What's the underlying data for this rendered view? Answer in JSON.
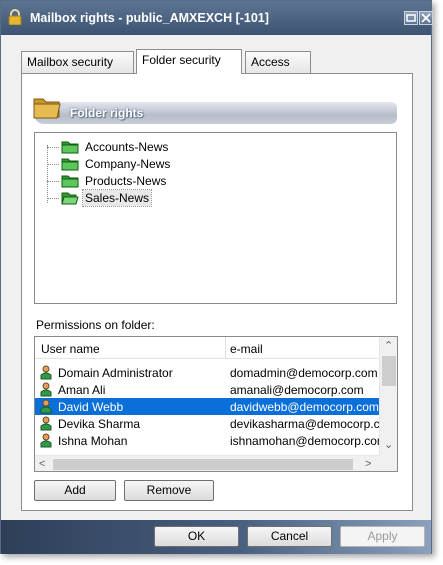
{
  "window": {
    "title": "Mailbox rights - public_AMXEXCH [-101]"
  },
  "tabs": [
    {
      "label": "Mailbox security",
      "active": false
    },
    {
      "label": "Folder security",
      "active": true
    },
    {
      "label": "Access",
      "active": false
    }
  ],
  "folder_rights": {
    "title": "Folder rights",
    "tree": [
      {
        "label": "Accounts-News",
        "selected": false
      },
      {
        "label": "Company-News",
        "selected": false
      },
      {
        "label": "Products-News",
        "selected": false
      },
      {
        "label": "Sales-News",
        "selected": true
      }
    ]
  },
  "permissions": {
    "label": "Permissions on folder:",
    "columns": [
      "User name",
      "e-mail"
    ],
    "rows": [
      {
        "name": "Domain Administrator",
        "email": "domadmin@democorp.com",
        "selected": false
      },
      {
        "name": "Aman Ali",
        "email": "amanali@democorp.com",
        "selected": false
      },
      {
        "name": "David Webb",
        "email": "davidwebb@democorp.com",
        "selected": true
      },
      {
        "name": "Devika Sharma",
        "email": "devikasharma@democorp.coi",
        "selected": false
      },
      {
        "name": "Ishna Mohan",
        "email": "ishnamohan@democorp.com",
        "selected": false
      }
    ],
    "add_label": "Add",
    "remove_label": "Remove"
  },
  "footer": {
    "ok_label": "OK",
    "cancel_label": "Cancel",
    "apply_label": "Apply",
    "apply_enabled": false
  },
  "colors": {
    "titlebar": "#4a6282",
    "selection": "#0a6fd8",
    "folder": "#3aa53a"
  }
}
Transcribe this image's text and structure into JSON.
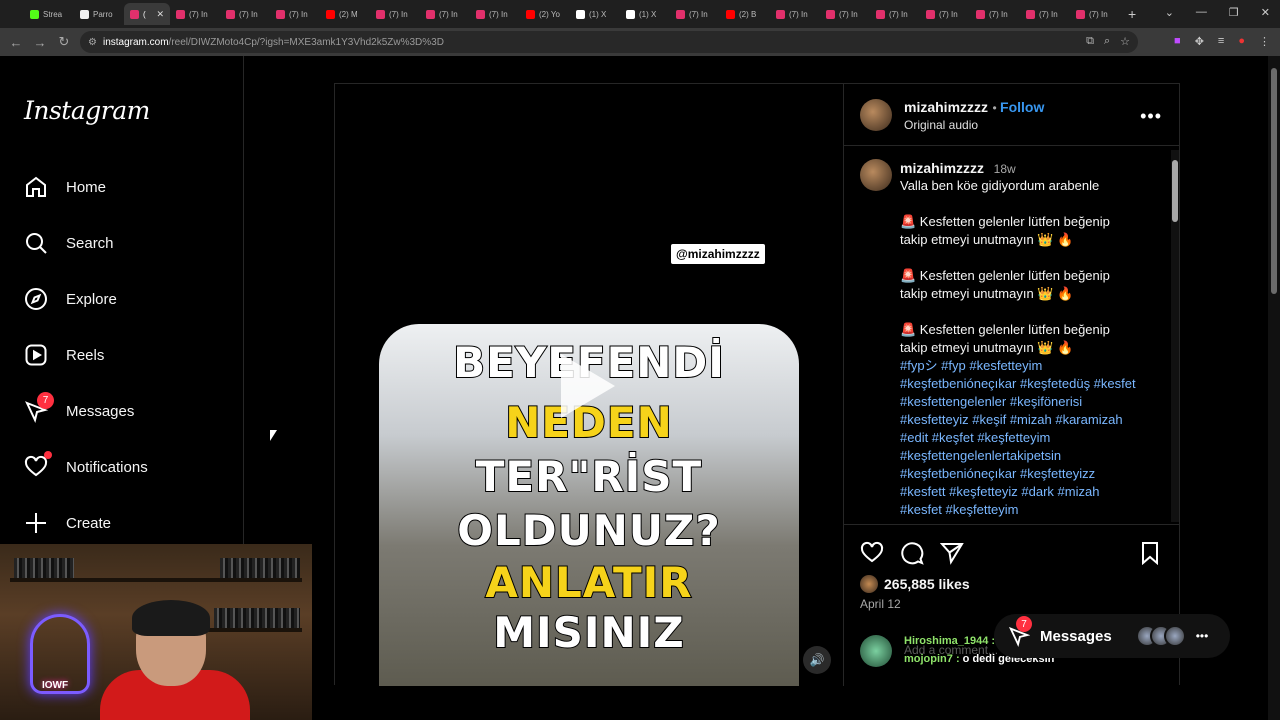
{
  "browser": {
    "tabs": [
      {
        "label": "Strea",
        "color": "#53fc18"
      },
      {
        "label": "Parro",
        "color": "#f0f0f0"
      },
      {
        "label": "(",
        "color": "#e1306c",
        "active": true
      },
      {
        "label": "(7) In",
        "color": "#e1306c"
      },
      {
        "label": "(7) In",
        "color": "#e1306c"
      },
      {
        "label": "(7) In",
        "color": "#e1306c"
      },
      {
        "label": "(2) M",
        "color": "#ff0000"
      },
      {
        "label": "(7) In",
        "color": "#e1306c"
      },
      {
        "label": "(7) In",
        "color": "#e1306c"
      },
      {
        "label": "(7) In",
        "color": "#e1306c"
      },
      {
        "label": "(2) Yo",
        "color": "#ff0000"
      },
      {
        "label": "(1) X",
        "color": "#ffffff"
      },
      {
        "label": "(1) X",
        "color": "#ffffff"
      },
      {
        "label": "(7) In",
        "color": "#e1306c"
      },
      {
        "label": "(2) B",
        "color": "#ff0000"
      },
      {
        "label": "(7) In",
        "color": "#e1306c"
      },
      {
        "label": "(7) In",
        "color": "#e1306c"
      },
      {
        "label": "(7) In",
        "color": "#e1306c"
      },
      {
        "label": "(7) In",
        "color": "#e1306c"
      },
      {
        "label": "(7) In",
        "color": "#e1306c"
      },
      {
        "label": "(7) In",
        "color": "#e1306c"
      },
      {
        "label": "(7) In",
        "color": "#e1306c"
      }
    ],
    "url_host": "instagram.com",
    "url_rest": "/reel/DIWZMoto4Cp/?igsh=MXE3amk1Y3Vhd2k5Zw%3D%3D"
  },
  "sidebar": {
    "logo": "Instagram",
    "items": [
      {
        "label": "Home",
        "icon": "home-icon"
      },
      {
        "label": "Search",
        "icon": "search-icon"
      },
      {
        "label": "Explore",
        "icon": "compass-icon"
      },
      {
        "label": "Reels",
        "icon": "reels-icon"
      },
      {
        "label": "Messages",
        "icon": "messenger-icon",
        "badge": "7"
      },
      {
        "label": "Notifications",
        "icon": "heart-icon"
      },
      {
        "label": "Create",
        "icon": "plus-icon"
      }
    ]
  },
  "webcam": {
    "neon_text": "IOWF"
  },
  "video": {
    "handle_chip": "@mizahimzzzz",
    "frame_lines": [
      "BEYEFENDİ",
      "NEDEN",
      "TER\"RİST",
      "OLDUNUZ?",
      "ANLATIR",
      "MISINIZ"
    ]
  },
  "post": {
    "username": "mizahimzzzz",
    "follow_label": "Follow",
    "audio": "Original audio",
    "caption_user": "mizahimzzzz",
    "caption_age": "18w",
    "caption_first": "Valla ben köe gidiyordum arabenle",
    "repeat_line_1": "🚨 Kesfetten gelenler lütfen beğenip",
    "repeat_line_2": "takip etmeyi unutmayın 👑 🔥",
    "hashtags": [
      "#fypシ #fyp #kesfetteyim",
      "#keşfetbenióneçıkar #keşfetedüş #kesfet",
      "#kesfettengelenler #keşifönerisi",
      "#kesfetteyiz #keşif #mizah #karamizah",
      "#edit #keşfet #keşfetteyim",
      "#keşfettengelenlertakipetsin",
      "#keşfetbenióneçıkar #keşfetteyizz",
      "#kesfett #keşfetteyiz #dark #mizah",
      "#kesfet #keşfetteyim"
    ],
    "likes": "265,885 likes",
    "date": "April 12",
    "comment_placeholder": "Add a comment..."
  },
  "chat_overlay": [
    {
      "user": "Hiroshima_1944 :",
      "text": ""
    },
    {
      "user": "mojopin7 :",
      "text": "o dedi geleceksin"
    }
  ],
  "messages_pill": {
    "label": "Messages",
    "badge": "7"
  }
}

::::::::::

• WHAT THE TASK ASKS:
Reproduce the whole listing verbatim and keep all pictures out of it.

• WRITTEN SOLUTION:
What's the underlying data for this rendered view? Answer in JSON.
{
  "window": {
    "title": "Mailbox rights - public_AMXEXCH [-101]"
  },
  "tabs": [
    {
      "label": "Mailbox security",
      "active": false
    },
    {
      "label": "Folder security",
      "active": true
    },
    {
      "label": "Access",
      "active": false
    }
  ],
  "folder_rights": {
    "title": "Folder rights",
    "tree": [
      {
        "label": "Accounts-News",
        "selected": false
      },
      {
        "label": "Company-News",
        "selected": false
      },
      {
        "label": "Products-News",
        "selected": false
      },
      {
        "label": "Sales-News",
        "selected": true
      }
    ]
  },
  "permissions": {
    "label": "Permissions on folder:",
    "columns": [
      "User name",
      "e-mail"
    ],
    "rows": [
      {
        "name": "Domain Administrator",
        "email": "domadmin@democorp.com",
        "selected": false
      },
      {
        "name": "Aman Ali",
        "email": "amanali@democorp.com",
        "selected": false
      },
      {
        "name": "David Webb",
        "email": "davidwebb@democorp.com",
        "selected": true
      },
      {
        "name": "Devika Sharma",
        "email": "devikasharma@democorp.coi",
        "selected": false
      },
      {
        "name": "Ishna Mohan",
        "email": "ishnamohan@democorp.com",
        "selected": false
      }
    ],
    "add_label": "Add",
    "remove_label": "Remove"
  },
  "footer": {
    "ok_label": "OK",
    "cancel_label": "Cancel",
    "apply_label": "Apply",
    "apply_enabled": false
  },
  "colors": {
    "titlebar": "#4a6282",
    "selection": "#0a6fd8",
    "folder": "#3aa53a"
  }
}
Transcribe this image's text and structure into JSON.
{
  "browser": {
    "tabs": [
      {
        "label": "Strea",
        "color": "#53fc18"
      },
      {
        "label": "Parro",
        "color": "#f0f0f0"
      },
      {
        "label": "(",
        "color": "#e1306c",
        "active": true
      },
      {
        "label": "(7) In",
        "color": "#e1306c"
      },
      {
        "label": "(7) In",
        "color": "#e1306c"
      },
      {
        "label": "(7) In",
        "color": "#e1306c"
      },
      {
        "label": "(2) M",
        "color": "#ff0000"
      },
      {
        "label": "(7) In",
        "color": "#e1306c"
      },
      {
        "label": "(7) In",
        "color": "#e1306c"
      },
      {
        "label": "(7) In",
        "color": "#e1306c"
      },
      {
        "label": "(2) Yo",
        "color": "#ff0000"
      },
      {
        "label": "(1) X",
        "color": "#ffffff"
      },
      {
        "label": "(1) X",
        "color": "#ffffff"
      },
      {
        "label": "(7) In",
        "color": "#e1306c"
      },
      {
        "label": "(2) B",
        "color": "#ff0000"
      },
      {
        "label": "(7) In",
        "color": "#e1306c"
      },
      {
        "label": "(7) In",
        "color": "#e1306c"
      },
      {
        "label": "(7) In",
        "color": "#e1306c"
      },
      {
        "label": "(7) In",
        "color": "#e1306c"
      },
      {
        "label": "(7) In",
        "color": "#e1306c"
      },
      {
        "label": "(7) In",
        "color": "#e1306c"
      },
      {
        "label": "(7) In",
        "color": "#e1306c"
      }
    ],
    "url_host": "instagram.com",
    "url_rest": "/reel/DIWZMoto4Cp/?igsh=MXE3amk1Y3Vhd2k5Zw%3D%3D"
  },
  "sidebar": {
    "logo": "Instagram",
    "items": [
      {
        "label": "Home",
        "icon": "home-icon"
      },
      {
        "label": "Search",
        "icon": "search-icon"
      },
      {
        "label": "Explore",
        "icon": "compass-icon"
      },
      {
        "label": "Reels",
        "icon": "reels-icon"
      },
      {
        "label": "Messages",
        "icon": "messenger-icon",
        "badge": "7"
      },
      {
        "label": "Notifications",
        "icon": "heart-icon"
      },
      {
        "label": "Create",
        "icon": "plus-icon"
      }
    ]
  },
  "webcam": {
    "neon_text": "IOWF"
  },
  "video": {
    "handle_chip": "@mizahimzzzz",
    "frame_lines": [
      "BEYEFENDİ",
      "NEDEN",
      "TER\"RİST",
      "OLDUNUZ?",
      "ANLATIR",
      "MISINIZ"
    ]
  },
  "post": {
    "username": "mizahimzzzz",
    "follow_label": "Follow",
    "audio": "Original audio",
    "caption_user": "mizahimzzzz",
    "caption_age": "18w",
    "caption_first": "Valla ben köe gidiyordum arabenle",
    "repeat_line_1": "🚨 Kesfetten gelenler lütfen beğenip",
    "repeat_line_2": "takip etmeyi unutmayın 👑 🔥",
    "hashtags": [
      "#fypシ #fyp #kesfetteyim",
      "#keşfetbenióneçıkar #keşfetedüş #kesfet",
      "#kesfettengelenler #keşifönerisi",
      "#kesfetteyiz #keşif #mizah #karamizah",
      "#edit #keşfet #keşfetteyim",
      "#keşfettengelenlertakipetsin",
      "#keşfetbenióneçıkar #keşfetteyizz",
      "#kesfett #keşfetteyiz #dark #mizah",
      "#kesfet #keşfetteyim"
    ],
    "likes": "265,885 likes",
    "date": "April 12",
    "comment_placeholder": "Add a comment..."
  },
  "chat_overlay": [
    {
      "user": "Hiroshima_1944 :",
      "text": ""
    },
    {
      "user": "mojopin7 :",
      "text": "o dedi geleceksin"
    }
  ],
  "messages_pill": {
    "label": "Messages",
    "badge": "7"
  }
}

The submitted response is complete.